Data to use:
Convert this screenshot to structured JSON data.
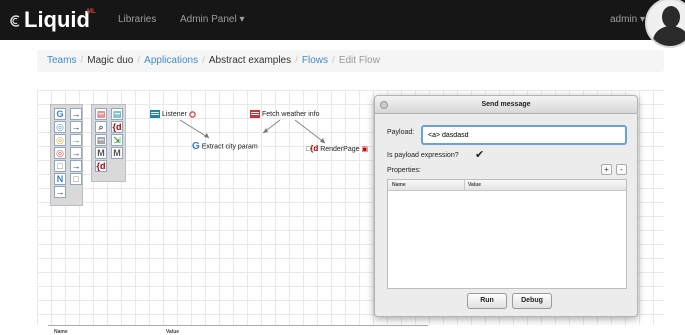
{
  "navbar": {
    "brand": "Liquid",
    "brand_sup": "ML",
    "links": [
      "Libraries",
      "Admin Panel ▾"
    ],
    "user": "admin ▾"
  },
  "breadcrumb": {
    "teams": "Teams",
    "team": "Magic duo",
    "applications": "Applications",
    "app": "Abstract examples",
    "flows": "Flows",
    "current": "Edit Flow"
  },
  "palette": {
    "left": [
      {
        "icon": "G",
        "color": "#3a7bd5"
      },
      {
        "icon": "→",
        "color": "#222"
      },
      {
        "icon": "◎",
        "color": "#4a90e2"
      },
      {
        "icon": "→",
        "color": "#222"
      },
      {
        "icon": "◎",
        "color": "#f0a030"
      },
      {
        "icon": "→",
        "color": "#2a9d2a"
      },
      {
        "icon": "◎",
        "color": "#e04040"
      },
      {
        "icon": "→",
        "color": "#c00"
      },
      {
        "icon": "□",
        "color": "#777"
      },
      {
        "icon": "→",
        "color": "#222"
      },
      {
        "icon": "N",
        "color": "#3a7bd5"
      },
      {
        "icon": "□",
        "color": "#777"
      },
      {
        "icon": "→",
        "color": "#222"
      }
    ],
    "right": [
      {
        "icon": "▤",
        "color": "#d03030"
      },
      {
        "icon": "▤",
        "color": "#1a8a9a"
      },
      {
        "icon": "⌕",
        "color": "#555"
      },
      {
        "icon": "{d",
        "color": "#a00"
      },
      {
        "icon": "▤",
        "color": "#555"
      },
      {
        "icon": "⇲",
        "color": "#2a9d2a"
      },
      {
        "icon": "M",
        "color": "#555"
      },
      {
        "icon": "M",
        "color": "#555"
      },
      {
        "icon": "{d",
        "color": "#a00"
      }
    ]
  },
  "nodes": {
    "listener": "Listener",
    "fetch": "Fetch weather info",
    "extract": "Extract city param",
    "render": "RenderPage"
  },
  "dialog": {
    "title": "Send message",
    "payload_label": "Payload:",
    "payload_value": "<a> dasdasd",
    "expression_label": "Is payload expression?",
    "expression_checked": "✔",
    "properties_label": "Properties:",
    "add": "+",
    "remove": "-",
    "col_name": "Name",
    "col_value": "Value",
    "run": "Run",
    "debug": "Debug"
  },
  "bottom_table": {
    "col_name": "Name",
    "col_value": "Value"
  }
}
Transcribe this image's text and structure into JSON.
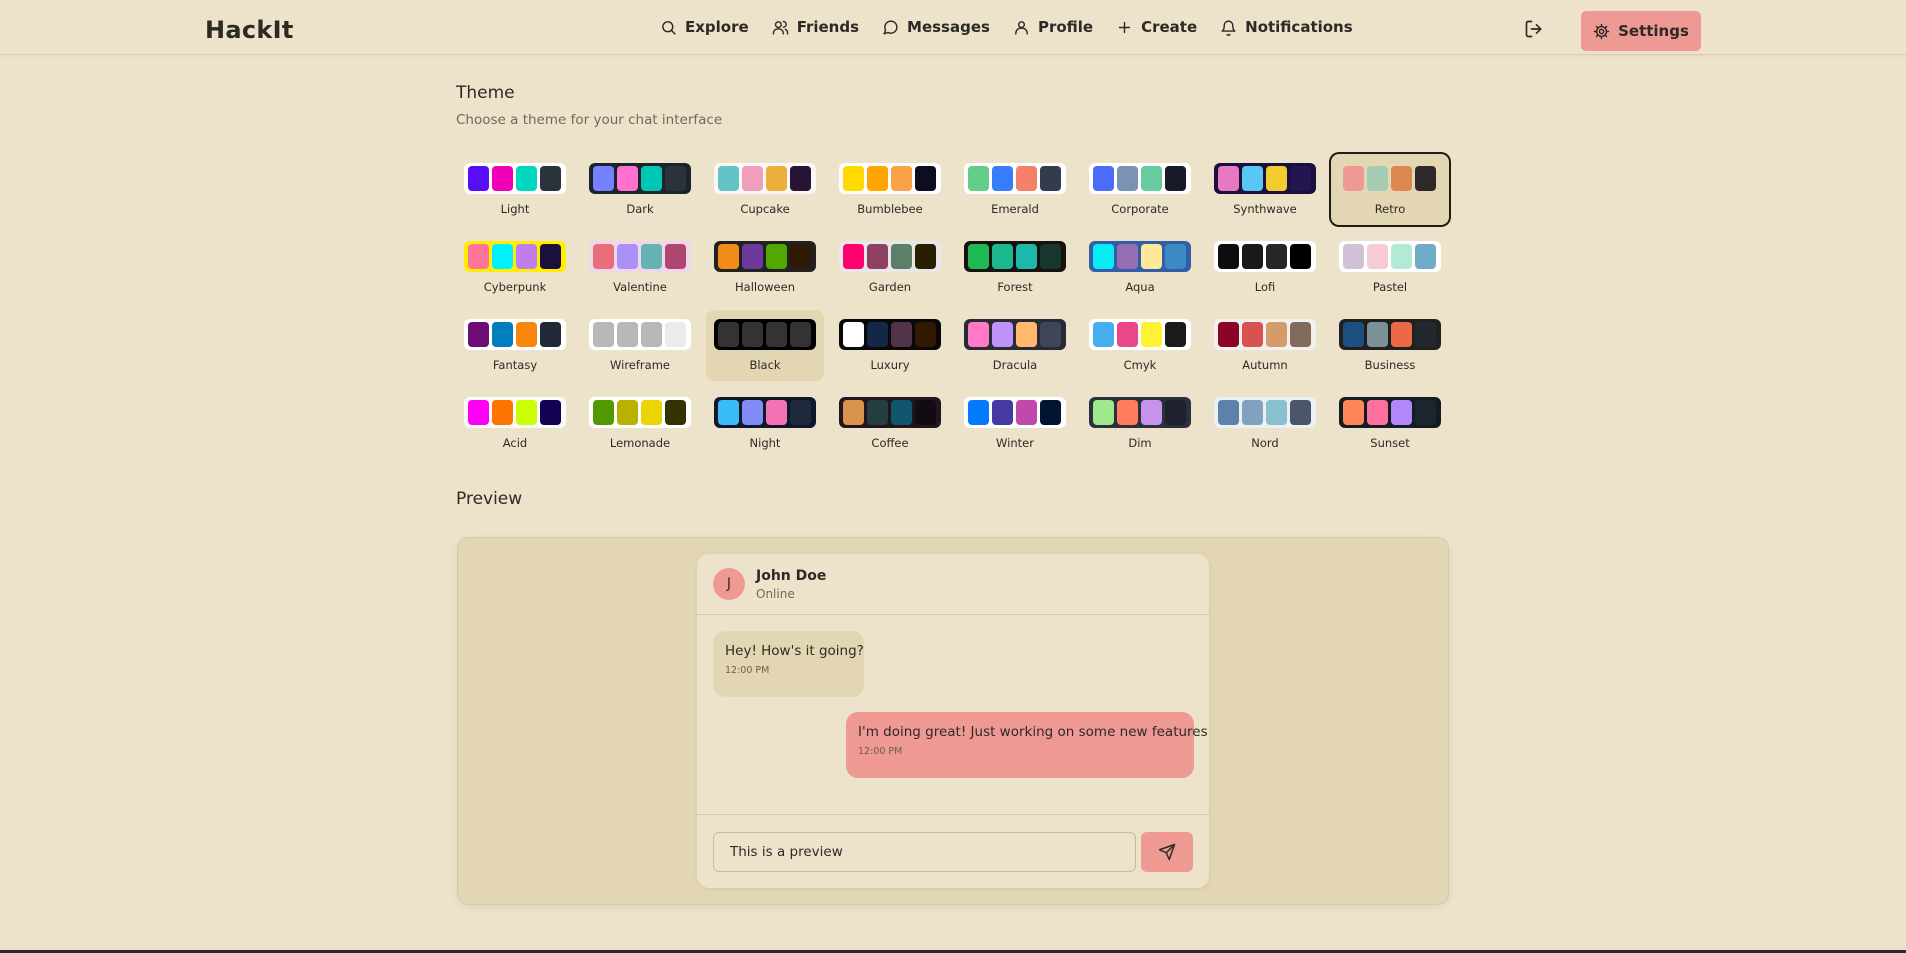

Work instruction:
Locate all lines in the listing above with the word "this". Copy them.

Answer space:
Convert this screenshot to structured JSON data.
Transcribe this image's text and structure into JSON.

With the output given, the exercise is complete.